A comprehensive survey of child marriage in Asia by Plan International has revealed deeply entrenched traditions and views are still forcing young girls into early marriage.
Disturbingly high rates of child marriage, particularly of girls, prevail in rural areas of Bangladesh, Pakistan, and Indonesia. Our research finds that child marriage, including of girls aged 12-14 years old, endures with widespread support among members of the community, parents, and children themselves.
Married too young: Explore the results in 3 countries
Getting the Evidence: Asia Child Marriage Initiative, was commissioned by Plan International and UK-based research firm Coram International. Based on thousands of surveys and interviews with parents, community leaders, and children in communities in all 3 countries, the report details the underlying causes of child marriage alongside a suite of recommendations for countering the endurance of early marriage.
Poverty and lack of education increase child marriage
The primary reasons for such high rates of child marriage were found to be lack of access to education, economic opportunity, and health services, particularly for girls, alongside severe poverty and weak legal and enforcement mechanism. Most disturbingly, the normalisation and justification of male sexual violence, and extreme gender inequity prevail in survey areas.
According to a 17-year old girl who participated in the research in Bangladesh: “If a girl doesn’t get married people will start to gossip about her. She will lose her reputation, and people will think she is having affairs. For a man it is less of an issue. He can remain single.”
Extraordinarily high rates of child marriage were found among females surveyed in Bangladesh, with 73% being married before they turned 18 years old. 27% of girls were married between the ages of 12 and 14. This compares to 2.8% of males in survey areas in Bangladesh.
In Indonesia, 38% of married females in survey areas were married under 18 years of age. The percentage of men married before they turned 18 was 3.7.
Pakistan had the lowest rate of child marriage of girls surveyed in the three countries, at 34.8%, with 15.2% under age 15. However, the rate of child marriage for boys was substantially higher, at 13%.
Early marriage can be stopped
Mark Pierce, Regional Director of Plan International in Asia says: “Ultimately, the endurance of child marriage lies in deeply ingrained gender discrimination, but economic factors, girls’ economic dependence, and tradition all play strong roles.”
“However, our research shows that changing communities’ attitudes and acceptance of child marriage not a remote or insurmountable challenge; a combination of education, economic opportunity, access to health services, and more strict, enforced legal frameworks make a substantial difference to the levels of acceptance and prevalence of child marriage.”

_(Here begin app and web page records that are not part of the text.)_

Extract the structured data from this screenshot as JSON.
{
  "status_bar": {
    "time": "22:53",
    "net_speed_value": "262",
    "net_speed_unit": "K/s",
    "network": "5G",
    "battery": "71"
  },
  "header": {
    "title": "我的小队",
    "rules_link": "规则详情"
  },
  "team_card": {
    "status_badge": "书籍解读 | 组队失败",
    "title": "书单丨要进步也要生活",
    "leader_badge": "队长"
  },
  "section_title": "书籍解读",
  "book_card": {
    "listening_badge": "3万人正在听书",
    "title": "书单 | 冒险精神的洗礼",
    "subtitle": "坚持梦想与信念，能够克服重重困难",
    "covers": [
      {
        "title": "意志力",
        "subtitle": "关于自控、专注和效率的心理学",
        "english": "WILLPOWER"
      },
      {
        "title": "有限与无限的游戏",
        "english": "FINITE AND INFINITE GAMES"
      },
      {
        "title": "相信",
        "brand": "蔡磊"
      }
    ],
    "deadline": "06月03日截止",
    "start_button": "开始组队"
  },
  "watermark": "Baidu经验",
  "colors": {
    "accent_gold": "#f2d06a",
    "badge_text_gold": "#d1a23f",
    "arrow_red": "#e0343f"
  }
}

The report concludes that consistent and long term intervention by NGOs, community groups, governments, and institutional, individual, community and family-level actions would have a substantial impact on the rate and acceptance of child marriage in all three countries. It makes 40 practical, concrete recommendations.
The report and its recommendations will guide Plan International’s programming and advocacy regarding child marriage in Bangladesh, Pakistan, and Indonesia, as well as inform interventions in other countries.